While women’s role in society is virtually unrecognisable from where we were just several decades ago, progress has not been evenly distributed between the sexes. As women have capitalised on new career opportunities, men’s average achievement has simply failed to keep up.
Over the past four decades, the number of women in some type of employment steadily increased from 56 per cent in 1971 to 70 per cent in 2008. For men, the complete opposite is happening. During the same period, the number of employed men fell from 92 per cent to 78 per cent.
The current recession has adversely affected the number of men in employment. Manufacturing, construction and financial services initially bore the brunt of lay-offs. Women and the industries where they predominate, such as health and education, until recently have been less affected and as a result women on the whole have suffered fewer redundancies. As the government, education and non-profit sectors are now facing budget cuts, more women will undoubtedly lose out.

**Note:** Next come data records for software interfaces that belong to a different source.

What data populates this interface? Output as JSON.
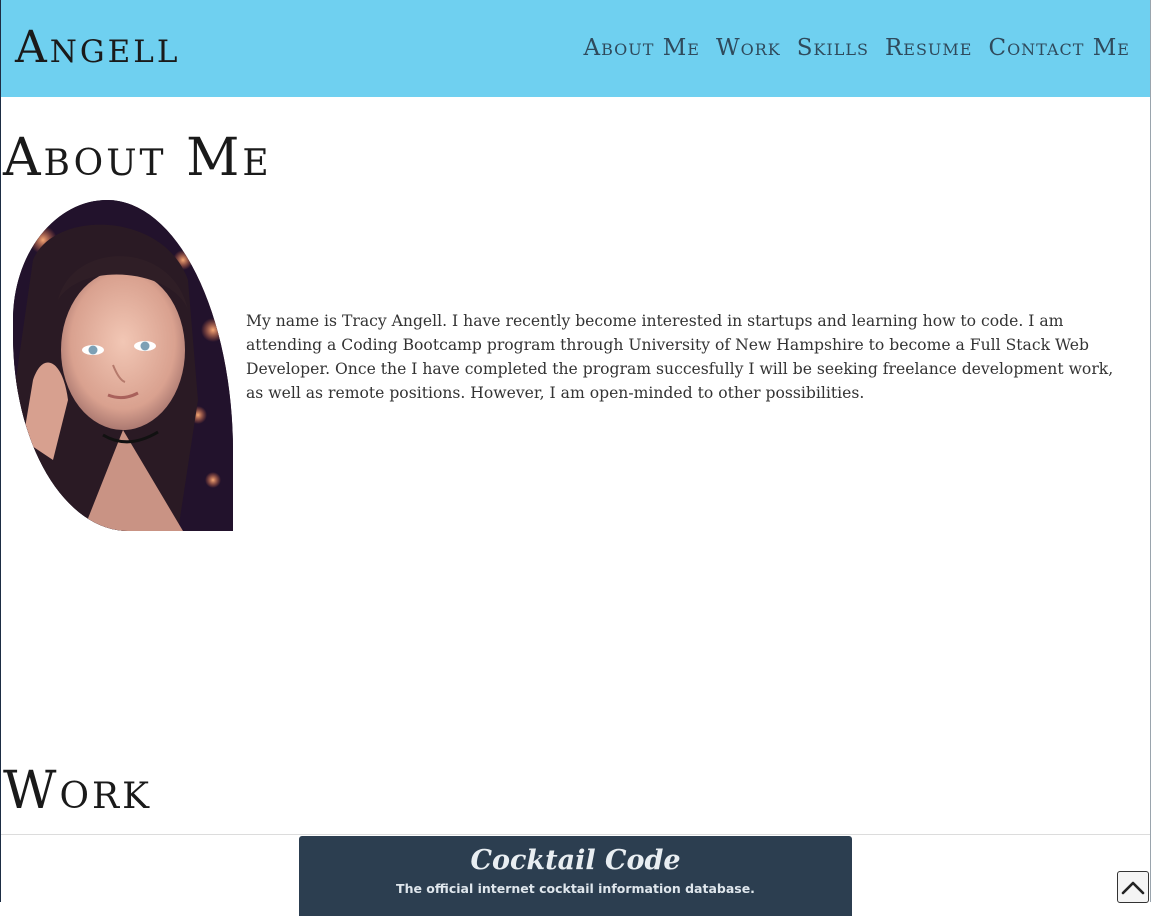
{
  "brand": "Angell",
  "nav": [
    "About Me",
    "Work",
    "Skills",
    "Resume",
    "Contact Me"
  ],
  "sections": {
    "about": {
      "title": "About Me",
      "bio": "My name is Tracy Angell. I have recently become interested in startups and learning how to code. I am attending a Coding Bootcamp program through University of New Hampshire to become a Full Stack Web Developer. Once the I have completed the program succesfully I will be seeking freelance development work, as well as remote positions. However, I am open-minded to other possibilities."
    },
    "work": {
      "title": "Work",
      "projects": [
        {
          "title": "Cocktail Code",
          "subtitle": "The official internet cocktail information database."
        }
      ]
    }
  },
  "colors": {
    "header_bg": "#6fd0f0",
    "project_card_bg": "#2c3e50",
    "nav_text": "#2f4a5c"
  },
  "icons": {
    "scroll_top": "chevron-up-icon"
  }
}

Even so, the current recession is only part of the story when it comes to the rise of male unemployment. According to the U.S Office of National Statistics, a full decade before the recession, in a sample of 4,000 American families during the period 1996-2000, between 13 and 20 per cent of wives out-earned their husbands.

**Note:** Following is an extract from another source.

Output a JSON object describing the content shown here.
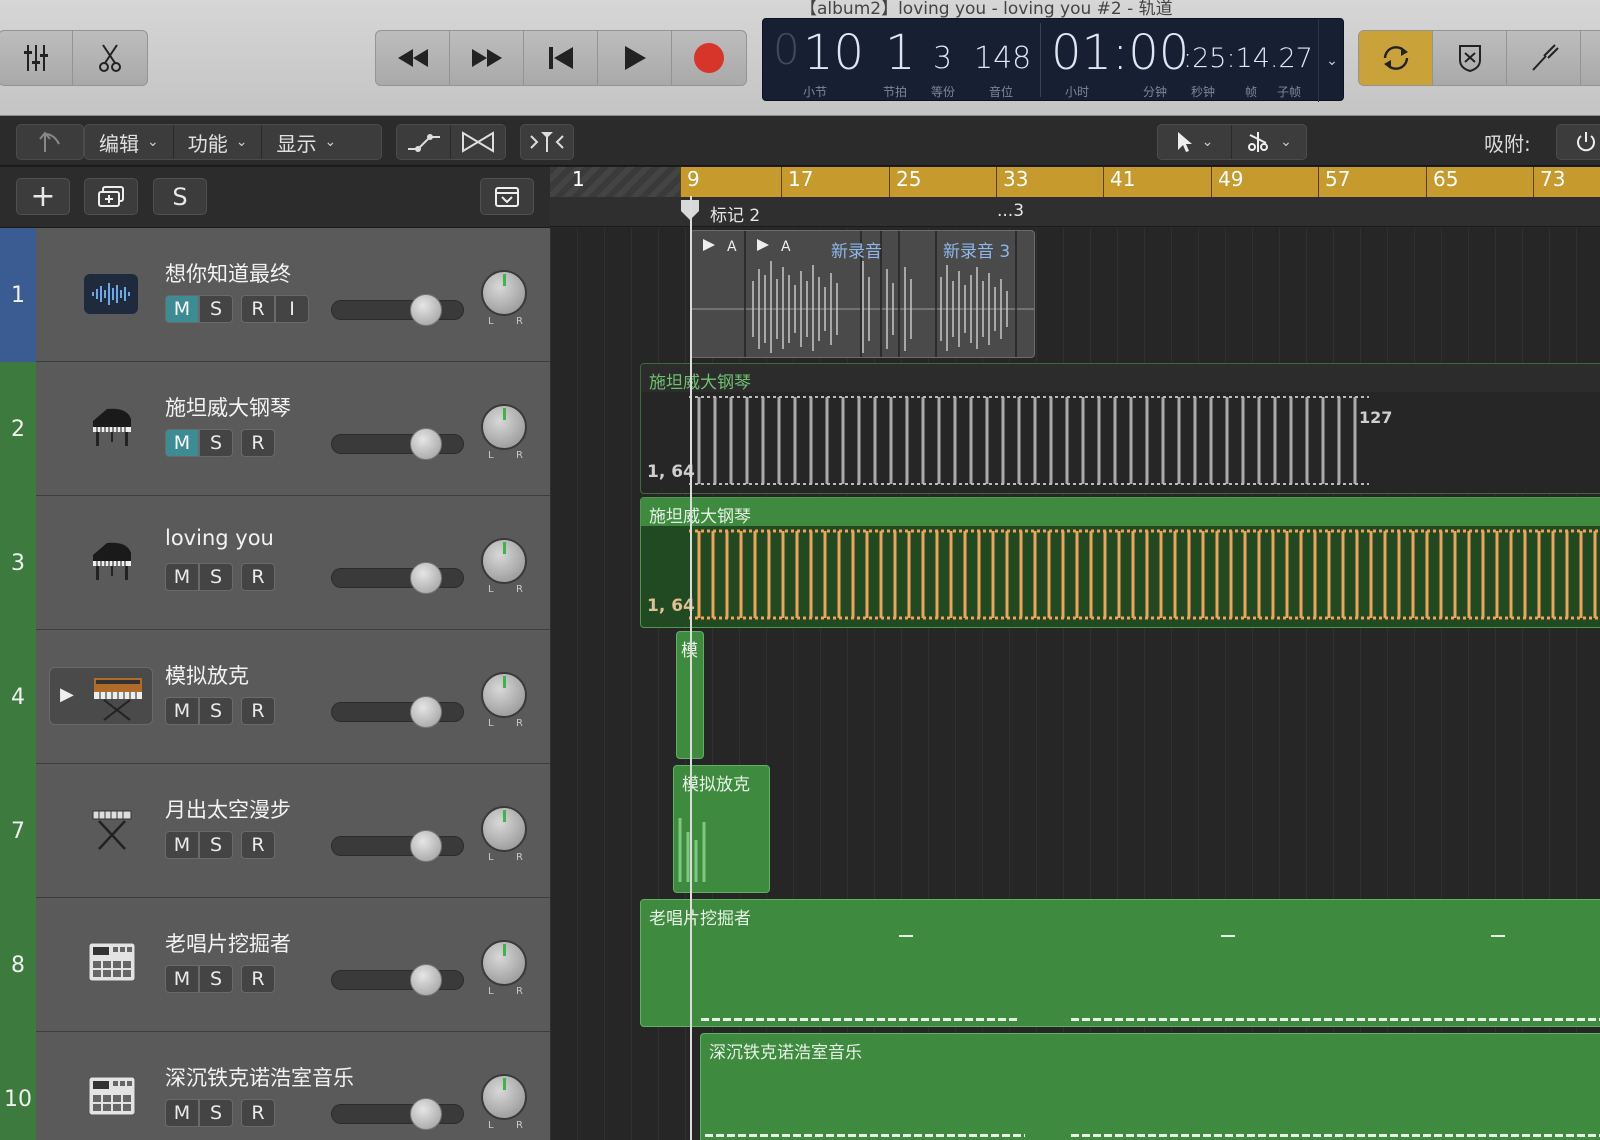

This was no temporary fix. In 60 per cent of these families, that pattern of female breadwinning lasted at least three years. Clearly, this demographic is growing but it’s not new. Female breadwinning is most common at either end of the earnings scale. It’s noticeable among families where a high-earning woman brings home the majority of the income through a well-paid professional job.
However, it’s also normal among the working class where both partners are in employment, perhaps with hourly wages, but the woman earns more per hour or works at several jobs simply to make ends meet. In the US, according to the Bureau of Labor Statistics, unemployment is certainly higher among all less-educated workers; but a rising share of working-class families is now being headed by female breadwinners.
The reality of women as primary breadwinners is here ─ but it is far from being an overnight sensation. This has been a gradual change which we have largely ignored. In the US, men’s share of the total labour force has declined from 70 per cent in 1945 to less than 50 per cent in 2010. There is an increasing need for men to redefine masculinity according to what works now.
Andrew Romano and Tony Dokoupil explained in a cover article, aptly titled ‘Men’s Lib’ for Newsweek magazine: ‘…There are good reasons why inner-city fathers, hedge fund honchos and former GM plant managers aren’t taking several months off from work to care for their kids – or exploring new fields, like nursing, where few of today’s men dare to tread. Most guys, in fact, don’t even need rescuing – or at least not yet. They’re still overrepresented in business and government, earn more on the dollar… and clean fewer dishes.’
Clearly, getting men on board is easier said than done, even though a rapidly changing future is staring them in the face. For your signed copy of “Female Breadwinners” click here to purchase from our online shop, or take advantage of our book bundle and get “Beyond The Boys’ Club” with “Female Breadwinners” at the special price of £25.